[INFORMATION SUPPLIED — start]
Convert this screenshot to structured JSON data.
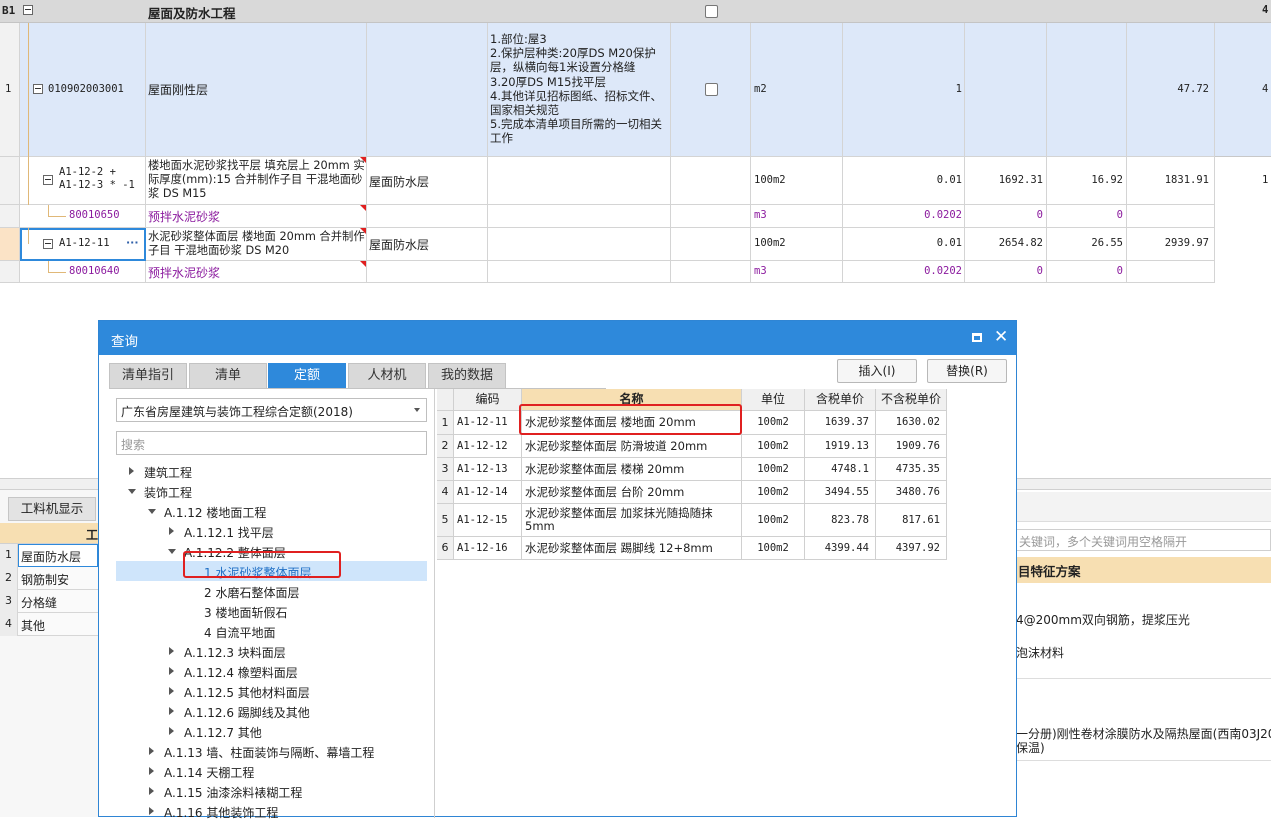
{
  "top_table": {
    "section": {
      "num": "B1",
      "name": "屋面及防水工程",
      "right_partial": "4"
    },
    "row1": {
      "num": "1",
      "code": "010902003001",
      "name": "屋面刚性层",
      "features": "1.部位:屋3\n2.保护层种类:20厚DS M20保护层，纵横向每1米设置分格缝\n3.20厚DS M15找平层\n4.其他详见招标图纸、招标文件、国家相关规范\n5.完成本清单项目所需的一切相关工作",
      "unit": "m2",
      "qty": "1",
      "price": "47.72",
      "right_partial": "4"
    },
    "row2": {
      "code": "A1-12-2 +\nA1-12-3 * -1",
      "name": "楼地面水泥砂浆找平层 填充层上 20mm 实际厚度(mm):15  合并制作子目 干混地面砂浆 DS M15",
      "spec": "屋面防水层",
      "unit": "100m2",
      "qty": "0.01",
      "p1": "1692.31",
      "p2": "16.92",
      "p3": "1831.91",
      "right_partial": "1"
    },
    "row3": {
      "code": "80010650",
      "name": "预拌水泥砂浆",
      "unit": "m3",
      "qty": "0.0202",
      "p1": "0",
      "p2": "0"
    },
    "row4": {
      "code": "A1-12-11",
      "more": "···",
      "name": "水泥砂浆整体面层 楼地面 20mm  合并制作子目 干混地面砂浆 DS M20",
      "spec": "屋面防水层",
      "unit": "100m2",
      "qty": "0.01",
      "p1": "2654.82",
      "p2": "26.55",
      "p3": "2939.97"
    },
    "row5": {
      "code": "80010640",
      "name": "预拌水泥砂浆",
      "unit": "m3",
      "qty": "0.0202",
      "p1": "0",
      "p2": "0"
    }
  },
  "lower_left": {
    "tab": "工料机显示",
    "header_partial": "工",
    "rows": [
      {
        "num": "1",
        "name": "屋面防水层"
      },
      {
        "num": "2",
        "name": "钢筋制安"
      },
      {
        "num": "3",
        "name": "分格缝"
      },
      {
        "num": "4",
        "name": "其他"
      }
    ]
  },
  "lower_right": {
    "search_hint": "关键词，多个关键词用空格隔开",
    "header": "目特征方案",
    "line1": "4@200mm双向钢筋，提浆压光",
    "line2": "泡沫材料",
    "line3": "一分册)刚性卷材涂膜防水及隔热屋面(西南03J201",
    "line4": "保温)"
  },
  "dialog": {
    "title": "查询",
    "tabs": [
      "清单指引",
      "清单",
      "定额",
      "人材机",
      "我的数据"
    ],
    "active_tab": 2,
    "insert_btn": "插入(I)",
    "replace_btn": "替换(R)",
    "norm_select": "广东省房屋建筑与装饰工程综合定额(2018)",
    "search_placeholder": "搜索",
    "tree": [
      {
        "label": "建筑工程",
        "level": 0,
        "state": "closed"
      },
      {
        "label": "装饰工程",
        "level": 0,
        "state": "open"
      },
      {
        "label": "A.1.12 楼地面工程",
        "level": 1,
        "state": "open"
      },
      {
        "label": "A.1.12.1 找平层",
        "level": 2,
        "state": "closed"
      },
      {
        "label": "A.1.12.2 整体面层",
        "level": 2,
        "state": "open"
      },
      {
        "label": "1 水泥砂浆整体面层",
        "level": 3,
        "state": "leaf",
        "selected": true
      },
      {
        "label": "2 水磨石整体面层",
        "level": 3,
        "state": "leaf"
      },
      {
        "label": "3 楼地面斩假石",
        "level": 3,
        "state": "leaf"
      },
      {
        "label": "4 自流平地面",
        "level": 3,
        "state": "leaf"
      },
      {
        "label": "A.1.12.3 块料面层",
        "level": 2,
        "state": "closed"
      },
      {
        "label": "A.1.12.4 橡塑料面层",
        "level": 2,
        "state": "closed"
      },
      {
        "label": "A.1.12.5 其他材料面层",
        "level": 2,
        "state": "closed"
      },
      {
        "label": "A.1.12.6 踢脚线及其他",
        "level": 2,
        "state": "closed"
      },
      {
        "label": "A.1.12.7 其他",
        "level": 2,
        "state": "closed"
      },
      {
        "label": "A.1.13 墙、柱面装饰与隔断、幕墙工程",
        "level": 1,
        "state": "closed"
      },
      {
        "label": "A.1.14 天棚工程",
        "level": 1,
        "state": "closed"
      },
      {
        "label": "A.1.15 油漆涂料裱糊工程",
        "level": 1,
        "state": "closed"
      },
      {
        "label": "A.1.16 其他装饰工程",
        "level": 1,
        "state": "closed"
      }
    ],
    "grid_headers": [
      "编码",
      "名称",
      "单位",
      "含税单价",
      "不含税单价"
    ],
    "grid_rows": [
      {
        "num": "1",
        "code": "A1-12-11",
        "name": "水泥砂浆整体面层 楼地面 20mm",
        "unit": "100m2",
        "tax": "1639.37",
        "notax": "1630.02"
      },
      {
        "num": "2",
        "code": "A1-12-12",
        "name": "水泥砂浆整体面层 防滑坡道 20mm",
        "unit": "100m2",
        "tax": "1919.13",
        "notax": "1909.76"
      },
      {
        "num": "3",
        "code": "A1-12-13",
        "name": "水泥砂浆整体面层 楼梯 20mm",
        "unit": "100m2",
        "tax": "4748.1",
        "notax": "4735.35"
      },
      {
        "num": "4",
        "code": "A1-12-14",
        "name": "水泥砂浆整体面层 台阶 20mm",
        "unit": "100m2",
        "tax": "3494.55",
        "notax": "3480.76"
      },
      {
        "num": "5",
        "code": "A1-12-15",
        "name": "水泥砂浆整体面层 加浆抹光随捣随抹 5mm",
        "unit": "100m2",
        "tax": "823.78",
        "notax": "817.61"
      },
      {
        "num": "6",
        "code": "A1-12-16",
        "name": "水泥砂浆整体面层 踢脚线 12+8mm",
        "unit": "100m2",
        "tax": "4399.44",
        "notax": "4397.92"
      }
    ],
    "highlight_color": "#e02020",
    "accent_color": "#2e89db"
  }
}
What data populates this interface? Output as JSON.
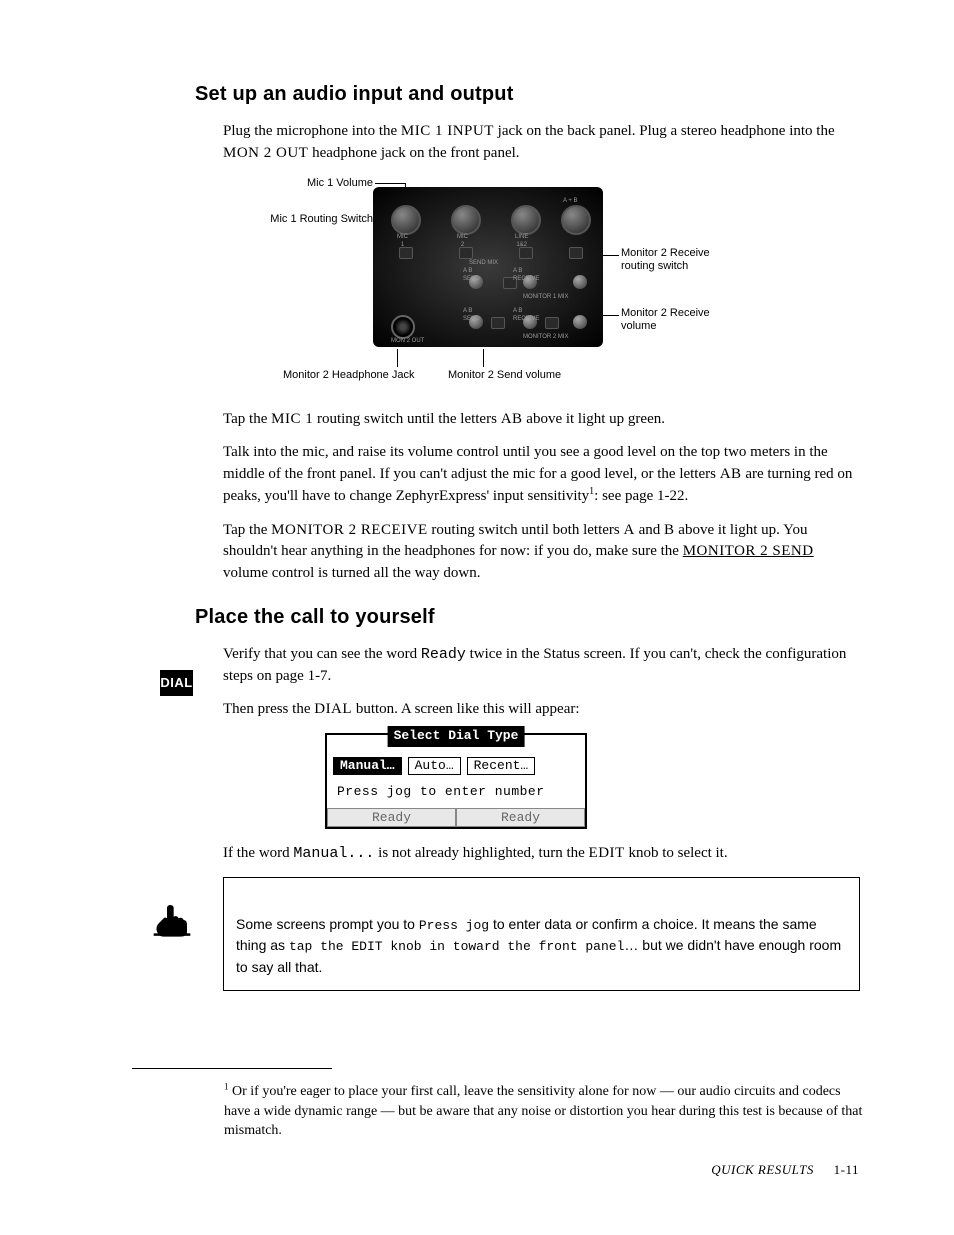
{
  "section1": {
    "heading": "Set up an audio input and output",
    "p1a": "Plug the microphone into the ",
    "p1b": "MIC 1 INPUT",
    "p1c": " jack on the back panel. Plug a stereo headphone into the ",
    "p1d": "MON 2 OUT",
    "p1e": " headphone jack on the front panel.",
    "fig": {
      "c_mic1vol": "Mic 1 Volume",
      "c_mic1route": "Mic 1 Routing Switch",
      "c_mon2hp": "Monitor 2 Headphone Jack",
      "c_mon2send": "Monitor 2 Send volume",
      "c_mon2rxsw": "Monitor 2 Receive\nrouting switch",
      "c_mon2rxvol": "Monitor 2 Receive\nvolume",
      "pl_mic1": "MIC\n1",
      "pl_mic2": "MIC\n2",
      "pl_line": "LINE\n1&2",
      "pl_ab_top": "A + B",
      "pl_sendmix": "SEND MIX",
      "pl_ab_send_l": "A  B\nSEND",
      "pl_ab_recv_r": "A  B\nRECEIVE",
      "pl_mon1mix": "MONITOR 1 MIX",
      "pl_mon2out": "MON 2 OUT",
      "pl_mon2mix": "MONITOR 2 MIX"
    },
    "p2a": "Tap the ",
    "p2b": "MIC 1",
    "p2c": " routing switch until the letters ",
    "p2d": "AB",
    "p2e": " above it light up green.",
    "p3a": "Talk into the mic, and raise its volume control until you see a good level on the top two meters in the middle of the front panel. If you can't adjust the mic for a good level, or the letters ",
    "p3b": "AB",
    "p3c": " are turning red on peaks, you'll have to change ZephyrExpress' input sensitivity",
    "p3sup": "1",
    "p3d": ": see page 1-22.",
    "p4a": "Tap the ",
    "p4b": "MONITOR 2 RECEIVE",
    "p4c": " routing switch until both letters ",
    "p4d": "A",
    "p4e": " and ",
    "p4f": "B",
    "p4g": " above it light up. You shouldn't hear anything in the headphones for now: if you do, make sure the ",
    "p4h": "MONITOR 2 SEND",
    "p4i": " volume control is turned all the way down."
  },
  "section2": {
    "heading": "Place the call to yourself",
    "dial_label": "DIAL",
    "p1a": "Verify that you can see the word ",
    "p1b": "Ready",
    "p1c": " twice in the Status screen. If you can't, check the configuration steps on page 1-7.",
    "p2a": "Then press the ",
    "p2b": "DIAL",
    "p2c": " button. A screen like this will appear:",
    "lcd": {
      "title": "Select Dial Type",
      "opt1": "Manual…",
      "opt2": "Auto…",
      "opt3": "Recent…",
      "prompt": "Press jog to enter number",
      "status_l": "Ready",
      "status_r": "Ready"
    },
    "p3a": "If the word ",
    "p3b": "Manual...",
    "p3c": " is not already highlighted, turn the ",
    "p3d": "EDIT",
    "p3e": " knob to select it.",
    "tip_a": "Some screens prompt you to ",
    "tip_b": "Press jog",
    "tip_c": " to enter data or confirm a choice. It means the same thing as ",
    "tip_d": "tap the EDIT knob in toward the front panel",
    "tip_e": "… but we didn't have enough room to say all that."
  },
  "footnote": {
    "num": "1",
    "text": " Or if you're eager to place your first call, leave the sensitivity alone for now — our audio circuits and codecs have a wide dynamic range — but be aware that any noise or distortion you hear during this test is because of that mismatch."
  },
  "footer": {
    "section": "QUICK RESULTS",
    "page": "1-11"
  }
}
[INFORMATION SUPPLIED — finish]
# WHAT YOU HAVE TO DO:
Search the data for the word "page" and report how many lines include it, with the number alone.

# SOLUTION FOR THIS PROBLEM:
3